▸ What this task involves
Where the records below show the word "portrait" in a line, please copy that line.

Data to examine: Begin

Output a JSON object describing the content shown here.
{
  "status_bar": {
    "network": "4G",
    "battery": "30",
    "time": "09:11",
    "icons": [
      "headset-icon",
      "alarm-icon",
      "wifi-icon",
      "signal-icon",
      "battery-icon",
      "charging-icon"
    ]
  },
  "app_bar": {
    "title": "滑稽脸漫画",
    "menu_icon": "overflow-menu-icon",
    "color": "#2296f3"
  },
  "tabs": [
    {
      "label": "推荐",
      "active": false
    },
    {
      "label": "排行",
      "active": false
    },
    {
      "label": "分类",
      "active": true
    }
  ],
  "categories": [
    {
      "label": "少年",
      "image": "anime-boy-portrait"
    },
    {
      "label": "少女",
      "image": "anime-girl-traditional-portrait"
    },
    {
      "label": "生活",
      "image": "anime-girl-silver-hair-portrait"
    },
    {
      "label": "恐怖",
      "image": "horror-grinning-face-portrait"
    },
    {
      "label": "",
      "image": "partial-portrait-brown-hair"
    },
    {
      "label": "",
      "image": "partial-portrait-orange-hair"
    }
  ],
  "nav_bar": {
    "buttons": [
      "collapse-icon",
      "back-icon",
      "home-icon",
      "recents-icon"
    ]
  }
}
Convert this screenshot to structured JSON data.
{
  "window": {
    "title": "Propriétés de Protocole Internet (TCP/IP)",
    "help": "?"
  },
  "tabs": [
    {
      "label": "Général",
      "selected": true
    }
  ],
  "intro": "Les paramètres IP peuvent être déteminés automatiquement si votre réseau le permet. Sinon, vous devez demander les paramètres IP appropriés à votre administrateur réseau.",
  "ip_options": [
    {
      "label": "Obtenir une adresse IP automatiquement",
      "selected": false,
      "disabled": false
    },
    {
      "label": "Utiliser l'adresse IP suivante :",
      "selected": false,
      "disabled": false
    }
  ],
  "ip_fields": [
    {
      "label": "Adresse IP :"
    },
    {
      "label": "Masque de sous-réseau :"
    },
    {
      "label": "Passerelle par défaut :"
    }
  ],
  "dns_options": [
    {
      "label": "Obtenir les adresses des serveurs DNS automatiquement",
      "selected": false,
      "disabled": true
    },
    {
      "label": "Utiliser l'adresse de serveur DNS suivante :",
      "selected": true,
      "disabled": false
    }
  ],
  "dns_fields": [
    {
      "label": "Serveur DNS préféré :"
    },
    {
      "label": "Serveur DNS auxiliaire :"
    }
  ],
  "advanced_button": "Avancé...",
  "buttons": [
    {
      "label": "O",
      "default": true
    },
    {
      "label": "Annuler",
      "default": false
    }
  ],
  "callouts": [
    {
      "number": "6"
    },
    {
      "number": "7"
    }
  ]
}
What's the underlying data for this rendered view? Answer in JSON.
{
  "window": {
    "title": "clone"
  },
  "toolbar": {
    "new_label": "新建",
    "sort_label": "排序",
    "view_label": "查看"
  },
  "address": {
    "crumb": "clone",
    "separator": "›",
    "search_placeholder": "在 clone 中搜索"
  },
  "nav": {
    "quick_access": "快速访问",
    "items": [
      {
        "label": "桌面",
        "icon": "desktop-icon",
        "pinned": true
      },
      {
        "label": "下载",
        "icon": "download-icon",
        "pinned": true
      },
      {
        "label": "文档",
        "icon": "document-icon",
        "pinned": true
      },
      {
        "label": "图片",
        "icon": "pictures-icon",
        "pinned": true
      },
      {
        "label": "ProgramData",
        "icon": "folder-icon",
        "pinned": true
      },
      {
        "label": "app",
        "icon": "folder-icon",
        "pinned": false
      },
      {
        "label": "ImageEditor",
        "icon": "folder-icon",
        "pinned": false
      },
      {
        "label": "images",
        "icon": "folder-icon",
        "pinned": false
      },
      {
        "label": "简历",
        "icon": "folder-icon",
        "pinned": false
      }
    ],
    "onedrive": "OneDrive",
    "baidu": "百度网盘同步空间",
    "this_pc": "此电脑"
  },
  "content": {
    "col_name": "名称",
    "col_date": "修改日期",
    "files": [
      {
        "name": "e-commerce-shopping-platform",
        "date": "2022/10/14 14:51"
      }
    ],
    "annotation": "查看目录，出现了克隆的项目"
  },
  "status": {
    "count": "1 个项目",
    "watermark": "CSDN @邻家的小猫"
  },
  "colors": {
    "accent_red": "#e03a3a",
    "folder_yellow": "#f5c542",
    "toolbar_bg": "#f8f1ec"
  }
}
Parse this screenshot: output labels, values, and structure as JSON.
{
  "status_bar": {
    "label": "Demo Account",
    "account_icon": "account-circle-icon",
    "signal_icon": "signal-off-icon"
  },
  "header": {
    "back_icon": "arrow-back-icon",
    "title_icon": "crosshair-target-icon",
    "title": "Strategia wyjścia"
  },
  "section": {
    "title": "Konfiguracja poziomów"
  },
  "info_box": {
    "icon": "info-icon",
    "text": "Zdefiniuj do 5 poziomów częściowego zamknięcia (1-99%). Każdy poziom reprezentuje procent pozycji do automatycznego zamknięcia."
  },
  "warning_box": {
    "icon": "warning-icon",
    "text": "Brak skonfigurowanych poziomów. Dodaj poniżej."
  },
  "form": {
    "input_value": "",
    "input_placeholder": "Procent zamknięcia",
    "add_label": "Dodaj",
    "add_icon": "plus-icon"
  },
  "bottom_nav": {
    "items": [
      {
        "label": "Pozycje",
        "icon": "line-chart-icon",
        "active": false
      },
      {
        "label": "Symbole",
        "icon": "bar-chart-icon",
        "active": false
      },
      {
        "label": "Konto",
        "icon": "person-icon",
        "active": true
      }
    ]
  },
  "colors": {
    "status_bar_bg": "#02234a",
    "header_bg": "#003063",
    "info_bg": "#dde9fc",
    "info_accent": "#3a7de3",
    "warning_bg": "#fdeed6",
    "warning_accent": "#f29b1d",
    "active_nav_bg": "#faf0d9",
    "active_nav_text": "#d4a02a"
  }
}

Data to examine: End

▸ Finished task
      "image": "anime-boy-portrait"
      "image": "anime-girl-traditional-portrait"
      "image": "anime-girl-silver-hair-portrait"
      "image": "horror-grinning-face-portrait"
      "image": "partial-portrait-brown-hair"
      "image": "partial-portrait-orange-hair"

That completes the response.